[Web page and app entries]

==========

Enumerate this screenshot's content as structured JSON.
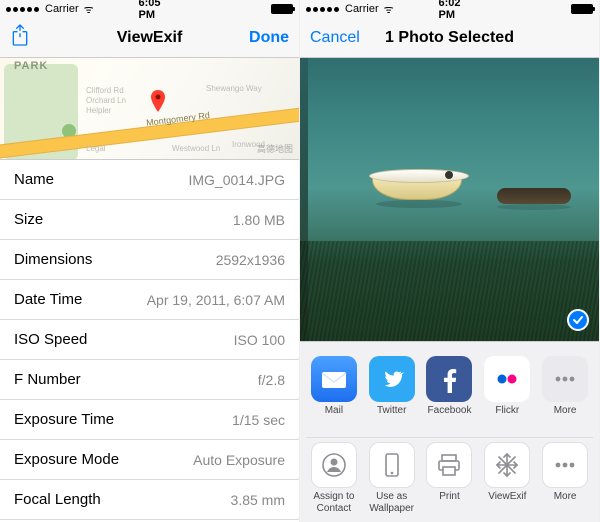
{
  "left": {
    "carrier": "Carrier",
    "wifi": "ᯤ",
    "time": "6:05 PM",
    "title": "ViewExif",
    "done": "Done",
    "map": {
      "park_label": "PARK",
      "road_label": "Montgomery Rd",
      "street_labels": [
        "Clifford Rd",
        "Orchard Ln",
        "Helpler",
        "Legal",
        "Shewango Way",
        "Ironwood",
        "Westwood Ln"
      ],
      "cjk": "高德地图"
    },
    "fields": [
      {
        "k": "Name",
        "v": "IMG_0014.JPG"
      },
      {
        "k": "Size",
        "v": "1.80 MB"
      },
      {
        "k": "Dimensions",
        "v": "2592x1936"
      },
      {
        "k": "Date Time",
        "v": "Apr 19, 2011, 6:07 AM"
      },
      {
        "k": "ISO Speed",
        "v": "ISO 100"
      },
      {
        "k": "F Number",
        "v": "f/2.8"
      },
      {
        "k": "Exposure Time",
        "v": "1/15 sec"
      },
      {
        "k": "Exposure Mode",
        "v": "Auto Exposure"
      },
      {
        "k": "Focal Length",
        "v": "3.85 mm"
      }
    ]
  },
  "right": {
    "carrier": "Carrier",
    "time": "6:02 PM",
    "cancel": "Cancel",
    "title": "1 Photo Selected",
    "share_row1": [
      {
        "id": "mail",
        "label": "Mail"
      },
      {
        "id": "twitter",
        "label": "Twitter"
      },
      {
        "id": "facebook",
        "label": "Facebook"
      },
      {
        "id": "flickr",
        "label": "Flickr"
      },
      {
        "id": "more1",
        "label": "More"
      }
    ],
    "share_row2": [
      {
        "id": "assign",
        "label": "Assign to Contact"
      },
      {
        "id": "wallpaper",
        "label": "Use as Wallpaper"
      },
      {
        "id": "print",
        "label": "Print"
      },
      {
        "id": "viewexif",
        "label": "ViewExif"
      },
      {
        "id": "more2",
        "label": "More"
      }
    ]
  }
}
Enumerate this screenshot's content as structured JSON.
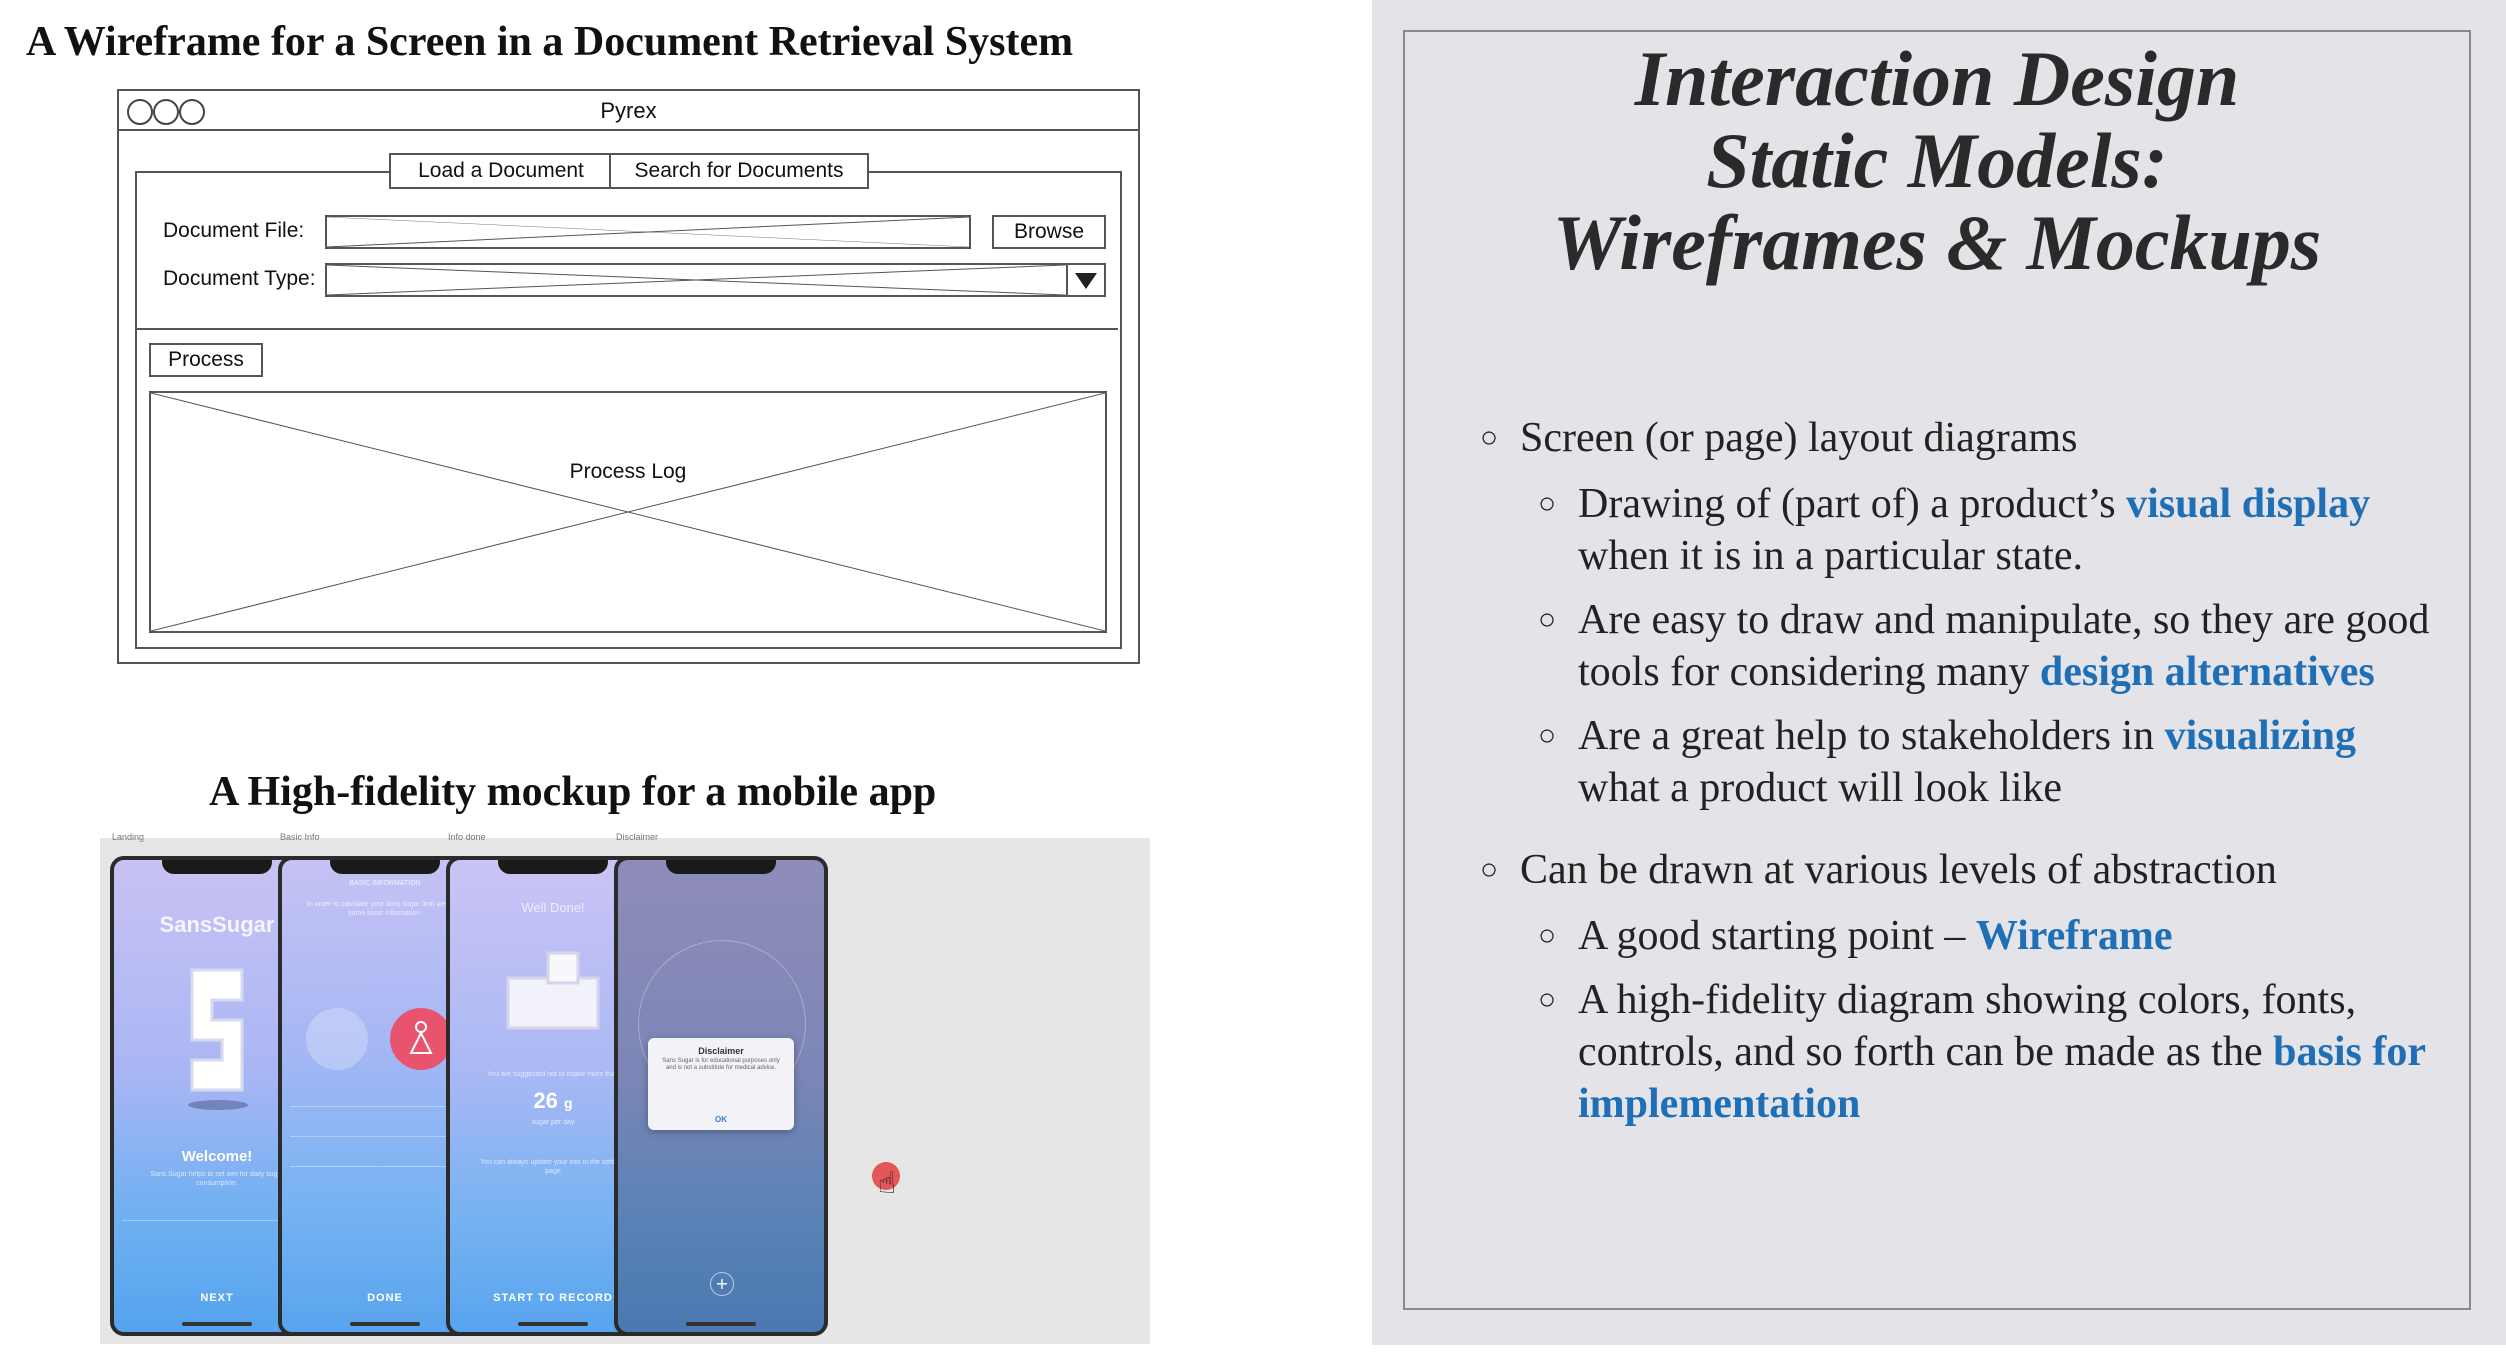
{
  "left": {
    "wireframe_heading": "A Wireframe for a Screen in a Document Retrieval System",
    "mockup_heading": "A High-fidelity mockup for a mobile app"
  },
  "wireframe": {
    "window_title": "Pyrex",
    "tabs": [
      "Load a Document",
      "Search for Documents"
    ],
    "document_file_label": "Document File:",
    "document_type_label": "Document Type:",
    "browse_button": "Browse",
    "process_button": "Process",
    "process_log_label": "Process Log"
  },
  "mockup": {
    "screens": [
      {
        "caption": "Landing",
        "app_name": "SansSugar",
        "welcome": "Welcome!",
        "cta": "NEXT"
      },
      {
        "caption": "Basic Info",
        "header": "BASIC INFORMATION",
        "cta": "DONE"
      },
      {
        "caption": "Info done",
        "header": "Well Done!",
        "value": "26",
        "unit": "g",
        "cta": "START TO RECORD"
      },
      {
        "caption": "Disclaimer",
        "dialog_title": "Disclaimer",
        "dialog_ok": "OK"
      }
    ],
    "colors": {
      "phone_top": "#c8c4f5",
      "phone_bottom": "#5ea8f0",
      "accent_pink": "#e8546e"
    }
  },
  "right": {
    "title_lines": [
      "Interaction Design",
      "Static Models:",
      "Wireframes & Mockups"
    ],
    "bullets": {
      "b1": "Screen (or page) layout diagrams",
      "b1_s1_pre": "Drawing of (part of) a product’s ",
      "b1_s1_hl": "visual display",
      "b1_s1_post": " when it is in a particular state.",
      "b1_s2_pre": "Are easy to draw and manipulate, so they are good tools for considering many ",
      "b1_s2_hl": "design alternatives",
      "b1_s3_pre": "Are a great help to stakeholders in ",
      "b1_s3_hl": "visualizing",
      "b1_s3_post": " what a product will look like",
      "b2": "Can be drawn at various levels of abstraction",
      "b2_s1_pre": "A good starting point – ",
      "b2_s1_hl": "Wireframe",
      "b2_s2_pre": "A high-fidelity diagram showing colors, fonts, controls, and so forth can be made as the ",
      "b2_s2_hl": "basis for implementation"
    },
    "highlight_color": "#1f6fb7"
  }
}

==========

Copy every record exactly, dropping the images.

# YOUR SOLUTION
Enumerate this screenshot's content as structured JSON.
{
  "left": {
    "carrier": "Carrier",
    "wifi": "ᯤ",
    "time": "6:05 PM",
    "title": "ViewExif",
    "done": "Done",
    "map": {
      "park_label": "PARK",
      "road_label": "Montgomery Rd",
      "street_labels": [
        "Clifford Rd",
        "Orchard Ln",
        "Helpler",
        "Legal",
        "Shewango Way",
        "Ironwood",
        "Westwood Ln"
      ],
      "cjk": "高德地图"
    },
    "fields": [
      {
        "k": "Name",
        "v": "IMG_0014.JPG"
      },
      {
        "k": "Size",
        "v": "1.80 MB"
      },
      {
        "k": "Dimensions",
        "v": "2592x1936"
      },
      {
        "k": "Date Time",
        "v": "Apr 19, 2011, 6:07 AM"
      },
      {
        "k": "ISO Speed",
        "v": "ISO 100"
      },
      {
        "k": "F Number",
        "v": "f/2.8"
      },
      {
        "k": "Exposure Time",
        "v": "1/15 sec"
      },
      {
        "k": "Exposure Mode",
        "v": "Auto Exposure"
      },
      {
        "k": "Focal Length",
        "v": "3.85 mm"
      }
    ]
  },
  "right": {
    "carrier": "Carrier",
    "time": "6:02 PM",
    "cancel": "Cancel",
    "title": "1 Photo Selected",
    "share_row1": [
      {
        "id": "mail",
        "label": "Mail"
      },
      {
        "id": "twitter",
        "label": "Twitter"
      },
      {
        "id": "facebook",
        "label": "Facebook"
      },
      {
        "id": "flickr",
        "label": "Flickr"
      },
      {
        "id": "more1",
        "label": "More"
      }
    ],
    "share_row2": [
      {
        "id": "assign",
        "label": "Assign to Contact"
      },
      {
        "id": "wallpaper",
        "label": "Use as Wallpaper"
      },
      {
        "id": "print",
        "label": "Print"
      },
      {
        "id": "viewexif",
        "label": "ViewExif"
      },
      {
        "id": "more2",
        "label": "More"
      }
    ]
  }
}
Enumerate this screenshot's content as structured JSON.
{
  "left": {
    "wireframe_heading": "A Wireframe for a Screen in a Document Retrieval System",
    "mockup_heading": "A High-fidelity mockup for a mobile app"
  },
  "wireframe": {
    "window_title": "Pyrex",
    "tabs": [
      "Load a Document",
      "Search for Documents"
    ],
    "document_file_label": "Document File:",
    "document_type_label": "Document Type:",
    "browse_button": "Browse",
    "process_button": "Process",
    "process_log_label": "Process Log"
  },
  "mockup": {
    "screens": [
      {
        "caption": "Landing",
        "app_name": "SansSugar",
        "welcome": "Welcome!",
        "cta": "NEXT"
      },
      {
        "caption": "Basic Info",
        "header": "BASIC INFORMATION",
        "cta": "DONE"
      },
      {
        "caption": "Info done",
        "header": "Well Done!",
        "value": "26",
        "unit": "g",
        "cta": "START TO RECORD"
      },
      {
        "caption": "Disclaimer",
        "dialog_title": "Disclaimer",
        "dialog_ok": "OK"
      }
    ],
    "colors": {
      "phone_top": "#c8c4f5",
      "phone_bottom": "#5ea8f0",
      "accent_pink": "#e8546e"
    }
  },
  "right": {
    "title_lines": [
      "Interaction Design",
      "Static Models:",
      "Wireframes & Mockups"
    ],
    "bullets": {
      "b1": "Screen (or page) layout diagrams",
      "b1_s1_pre": "Drawing of (part of) a product’s ",
      "b1_s1_hl": "visual display",
      "b1_s1_post": " when it is in a particular state.",
      "b1_s2_pre": "Are easy to draw and manipulate, so they are good tools for considering many ",
      "b1_s2_hl": "design alternatives",
      "b1_s3_pre": "Are a great help to stakeholders in ",
      "b1_s3_hl": "visualizing",
      "b1_s3_post": " what a product will look like",
      "b2": "Can be drawn at various levels of abstraction",
      "b2_s1_pre": "A good starting point – ",
      "b2_s1_hl": "Wireframe",
      "b2_s2_pre": "A high-fidelity diagram showing colors, fonts, controls, and so forth can be made as the ",
      "b2_s2_hl": "basis for implementation"
    },
    "highlight_color": "#1f6fb7"
  }
}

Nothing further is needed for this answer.